Is Hummus Actually Healthy for You?
It’s easy to go overboard on this popular Middle Eastern spread, but it can still be part of a healthy diet. Here’s what you need to know.
Hummus is one of those tasty snacks that always seems to disappears quickly, whether it’s set out at parties or tucked inside a lunch box. The creamy chickpea-based dip boasts a rich, nutty flavor that’s tough to resist, especially when it’s served as a vehicle for veggies or spread over fresh pita bread.
If you love hummus, then you’ve probably overindulged once or twice (or more). But how healthy is hummus, exactly? And how bad is it for you if you eat too much? Let’s dig deeper into the health benefits of this popular Middle Eastern spread and the most nutritious ways to make it part of your diet.
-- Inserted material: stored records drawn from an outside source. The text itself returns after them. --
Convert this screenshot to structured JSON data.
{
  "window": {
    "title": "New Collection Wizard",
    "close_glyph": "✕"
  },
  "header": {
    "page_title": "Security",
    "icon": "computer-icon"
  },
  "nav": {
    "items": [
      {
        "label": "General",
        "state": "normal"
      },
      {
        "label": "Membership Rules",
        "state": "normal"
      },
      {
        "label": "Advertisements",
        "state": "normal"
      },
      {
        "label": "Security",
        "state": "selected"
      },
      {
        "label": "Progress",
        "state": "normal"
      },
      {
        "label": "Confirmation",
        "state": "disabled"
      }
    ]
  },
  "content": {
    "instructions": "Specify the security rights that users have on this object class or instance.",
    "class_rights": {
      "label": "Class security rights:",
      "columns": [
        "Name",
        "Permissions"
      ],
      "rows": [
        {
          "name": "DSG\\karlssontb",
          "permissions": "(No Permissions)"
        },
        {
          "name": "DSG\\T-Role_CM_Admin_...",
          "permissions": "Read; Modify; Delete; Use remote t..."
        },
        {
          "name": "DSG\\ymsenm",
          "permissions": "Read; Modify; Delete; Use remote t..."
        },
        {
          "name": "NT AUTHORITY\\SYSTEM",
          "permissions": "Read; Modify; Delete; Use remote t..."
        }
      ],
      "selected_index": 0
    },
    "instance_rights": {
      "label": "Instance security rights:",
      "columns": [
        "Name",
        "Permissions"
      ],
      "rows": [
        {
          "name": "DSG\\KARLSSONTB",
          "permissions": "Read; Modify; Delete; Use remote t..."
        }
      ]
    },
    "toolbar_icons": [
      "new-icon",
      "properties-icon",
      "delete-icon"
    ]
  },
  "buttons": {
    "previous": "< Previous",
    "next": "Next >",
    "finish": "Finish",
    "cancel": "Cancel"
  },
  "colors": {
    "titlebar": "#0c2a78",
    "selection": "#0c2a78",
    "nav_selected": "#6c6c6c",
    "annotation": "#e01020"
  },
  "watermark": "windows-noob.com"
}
What is Hummus?
The basic ingredients in hummus are chickpeas, tahini (a thick sesame seed paste), extra-virgin olive oil, lemon juice, garlic, and salt—though many brands sell "flavors" that add everything from toasted pine nuts to olives or chipotle peppers. Traditional recipes start with dried chickpeas, but many people use the canned variety to significantly speed up the hummus-making process.
You can serve any hummus as is, or you can top it with delicious ingredients like fresh herbs, pumpkin seeds, or even spiced ground beef. The most traditional way to enjoy hummus is as a dip, but you can also use it as a topping for a healthy grain bowl or a fattoush salad.
For store-bought hummus, a typical serving size is about two tablespoons. From a nutrition standpoint, this looks pretty good:
Sabra Classic Hummus (2 tbsp serving)
Saturated Fat: 1g
Added Sugars: 0g
Calcium: 2% DV
A small amount of hummus delivers an impressive dose of plant protein and fiber. Chickpeas, also called garbanzo beans, are the primary source of these satiating and energizing nutrients. In addition to protein and fiber, these powerhouse pulses pack a wealth of other key nutrients like folate, iron, potassium, and manganese. Chickpeas also boast a low glycemic index, which may help in managing blood sugar levels.
Hummus is also a good source of polyunsaturated and monounsaturated fats, which in moderate amounts can help lower your risk for heart disease and improve cholesterol. Tahini and olive oil supply the bulk of these heart-healthy unsaturated fats.
Hummus Serving Size
Yes, hummus packs plenty of health benefits, but here’s the tricky thing about it. The two tablespoon serving size you see on nutritional labels is simply unrealistic. Who actually eats two tablespoons of hummus? Unless you possess a supernatural amount of self-control (if you do, I want to meet you) you’re probably eating closer to an entire cup in a single sitting.
Let's do some math: If there are 16 tablespoons in one cup, this means you’re actually consuming 560 calories, 40g fat, and 1,040mg sodium. Add pita bread or chips into the mix and the numbers become even more troublesome. For these reasons, it’s important to be mindful about how much hummus you’re eating, especially if you’re trying to lose weight.
The Verdict on Hummus
Hummus is a nutrient-dense spread that can be part of a healthy diet, but it's actually easy to overdo. Like just about anything we eat, moderation is key. But given that you’re likely to surpass the minuscule serving size, what can you do to make hummus a little bit healthier? Try these simple tricks:
Be wary of mindless dipping.
We’ve all committed this hummus crime, which is most likely to happen if you’re consuming it from a large container. Pre-portioning your hummus into smaller containers can help with smarter snacking. Also, try to serve hummus with crudité veggies like sliced carrots, cucumbers, or radishes as opposed to pita chips, to keep your calorie intake at a minimum.
Make your hummus from scratch.
While several quality hummus brands exist, why not try making it from scratch? Homemade hummus is extremely easy to make, and it also gives you more control over factors like sodium (you can, for instance, use "no salt added" chickpeas, and then garnish with a fancy salt to get more flavor with less sodium). You’ll also avoid artificial ingredients that lurk in store-bought varieties like preservatives and emulsifiers. Try these easy hummus recipes to get started.
Try an alternative hummus.
Who says that hummus has to be made from chickpeas? While purists may stage a mutiny, there’s a plethora of delicious plant-based hummus alternatives out there made from ingredients like sweet potatoes, beets, edamame, black beans, and more. It may be worth exploring these hummus alternatives to see if they are a better fit for your nutrition needs.